Friday, January 27, 2017

Despite Treatment Improvements, Patients Remain Concerned about Lipo

By: Brandon M. Macsata, CEO, ADAP Advocacy Association

In 2016, a lot of attention was devoted to raising awareness about lipodystrophy by the ADAP Advocacy Association — including blogs, webinars, and public comment. Whereas some advocates might see this effort as inconsequential, or even trivial considering the larger ongoing debate about access to care and treatment, it isn't either for the patients living with the condition. HIV-related lipodystrophy is very real, and its impact on the patients living with the condition shouldn't be discounted. In fact, raising awareness about lipodystrophy and treatment for the condition is consistent with our mission to improve access to care for persons living with HIV/AIDS.

HIV-related lipodystrophy can manifest itself as fat loss or fat buildup or both. It isn't uncommon for people living with HIV-infection to express concern about developing facial wasting, belly fat, lipomas, or the dreaded "buffalo hump" on the back of the neck.

Photo of man living with HIV-related lipodystrophy
Photo Source: Boston Globe

Lipodystrophy can also contribute to certain co-morbidities and health risks, such as too much fat gain in the abdominal cavity increasing the risk of heart attack and diabetes.[1] There are also psychological effects, such as depression, feeling socially isolated, and suffering from low self-esteem.[2]

According to the National Alliance of State & Territorial AIDS Directors' (NASTAD) 2016 National ADAP Monitoring Project Annual Report, approximately 50% of clients on the AIDS Drug Assistance Program (ADAP) are age 45 or older.[3] It is safe to assume that many of these ADAP clients are long term survivors, who probably were prescribed some of the older, more toxic antiretroviral medications. Many of these medication, in fact, have been attributed to HIV-related lipodystrophy.

"HIV long-term survivors are primarily impacted by lipodystrophy because it was a side effect of several of the earlier treatments," said Tez Anderson, founder Let’s Kick ASS. "Lipodystrophy is more than cosmetic. Exacerbated by body shape changes, such as facial wasting or the appearance of a distended stomach associated with excess visceral adipose tissue (VAT) is associated with a variety of health concerns, like diabetes and cardiovascular disease."

According to Anderson, lipodystrophy may increase the risk for comorbidities and may worsen a person’s quality of life and body self-image. "Too many HIV long-term survivors, lipodystrophy is like battle scars from decades of living with HIV. Talking to your doctor about it is important," he argued.

Robert Reed, who is 55 years old and HIV-positive for nearly half of his life, summarized how lipodystrophy impacted his life: "I was in very severe depression and refused to leave my house (unless for doctor's appointments) or go anywhere, until last year's ADAP Advocacy Association annual conference in Washington, DC. Lipodystrophy and the subsequent fear someone may say something about my weight led me to live in isolation for eight long years. Fortunately, I'm now on treatment for the condition."

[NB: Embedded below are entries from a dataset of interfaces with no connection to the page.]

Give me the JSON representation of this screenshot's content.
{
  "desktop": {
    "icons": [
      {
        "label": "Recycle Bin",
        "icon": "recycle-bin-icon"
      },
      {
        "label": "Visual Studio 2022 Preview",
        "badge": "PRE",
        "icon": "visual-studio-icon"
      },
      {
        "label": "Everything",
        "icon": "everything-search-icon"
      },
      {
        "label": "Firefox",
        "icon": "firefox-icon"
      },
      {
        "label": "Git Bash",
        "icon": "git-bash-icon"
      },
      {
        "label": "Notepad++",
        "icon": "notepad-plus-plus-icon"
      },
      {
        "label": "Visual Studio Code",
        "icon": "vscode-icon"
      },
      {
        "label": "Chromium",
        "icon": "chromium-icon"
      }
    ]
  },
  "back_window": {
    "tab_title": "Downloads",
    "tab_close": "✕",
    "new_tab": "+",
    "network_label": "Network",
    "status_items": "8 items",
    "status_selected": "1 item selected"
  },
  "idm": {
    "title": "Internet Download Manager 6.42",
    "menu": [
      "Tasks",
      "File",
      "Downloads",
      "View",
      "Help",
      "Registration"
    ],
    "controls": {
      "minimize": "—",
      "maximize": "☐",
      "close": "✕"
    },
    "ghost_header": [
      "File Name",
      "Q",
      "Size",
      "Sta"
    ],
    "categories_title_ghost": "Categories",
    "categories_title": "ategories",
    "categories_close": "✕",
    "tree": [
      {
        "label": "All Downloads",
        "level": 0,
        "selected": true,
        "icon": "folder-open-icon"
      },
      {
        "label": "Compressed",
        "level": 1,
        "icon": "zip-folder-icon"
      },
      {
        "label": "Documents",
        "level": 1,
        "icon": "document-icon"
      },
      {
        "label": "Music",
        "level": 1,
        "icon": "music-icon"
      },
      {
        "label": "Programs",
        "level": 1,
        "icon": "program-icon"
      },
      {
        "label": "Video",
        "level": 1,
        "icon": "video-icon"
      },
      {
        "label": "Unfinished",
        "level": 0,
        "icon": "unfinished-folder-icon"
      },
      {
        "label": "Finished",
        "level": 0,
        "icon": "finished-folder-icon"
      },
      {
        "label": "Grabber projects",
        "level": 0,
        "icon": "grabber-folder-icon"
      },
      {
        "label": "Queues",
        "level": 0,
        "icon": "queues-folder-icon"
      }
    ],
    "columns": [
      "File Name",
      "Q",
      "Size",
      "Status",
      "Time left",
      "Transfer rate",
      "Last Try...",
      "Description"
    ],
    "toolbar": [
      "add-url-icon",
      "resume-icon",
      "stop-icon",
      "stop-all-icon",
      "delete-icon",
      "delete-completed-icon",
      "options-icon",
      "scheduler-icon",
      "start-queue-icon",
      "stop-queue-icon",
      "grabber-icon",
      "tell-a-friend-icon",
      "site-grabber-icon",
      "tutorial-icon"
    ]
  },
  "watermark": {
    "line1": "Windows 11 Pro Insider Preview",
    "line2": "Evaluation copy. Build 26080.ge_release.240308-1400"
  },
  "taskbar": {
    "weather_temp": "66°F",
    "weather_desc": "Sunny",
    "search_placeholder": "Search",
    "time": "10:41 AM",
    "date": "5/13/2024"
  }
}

People newly diagnosed with HIV-infection are also concerned about lipodystrophy, evidenced by a recent submission to's "Ask the Experts" forum:[4]
"Dear Dr. Pierone;
If someone started HAART today with one of the 5 recommended first line regimens, and he did everything else by the book ( stay fit, eat healthy, keep his total cholesterol, HDL, LDL, triglycerides and glucose levels within normal limits), what would be the likelihood (in a rough percentage figure, if possible) that he would develop lipodystrophy after 15-20 years on therapy?
Looking forward to your answer. Thanks a lot for you input, John"
The exact cause of lipodystrophy is unknown. It is estimated that between 10-30% of patients will develop the condition. For years, there's been a common misconception that this condition is just a physical cosmetic issue that is a side effect of earlier HIV treatments — something that must be accepted as a reality of now living longer with HIV-infection. Recent research dispels that myth so that even with newer antiretroviral medications this condition continues to exist. Thus, we will continue our advocacy efforts in 2017 on HIV-related lipodystrophy.

Read our related blogs on this topic:

[1] National Institutes of Health (NIH);; "Side Effects of HIV Medicines"; 2016.
[2] POZ Magazine; "Changes to Your Face and Body (Lipodystrophy & Wasting)"; February 14, 2016.
[3] National Alliance of State & Territorial AIDS Directors (NASTAD); "2016 National ADAP Monitoring Project Annual Report"; 2016; page 19.
[4]; Ask The Experts; "Current Regimens and Lipo"; October16, 2016.

1 comment:

Mark said...

Very good article. Lipodystrophy can be very stigmatizing, and prcedures to correct it should be seen the same way other procedures to correct pathological disfigurement are seen: as one method of restoring health.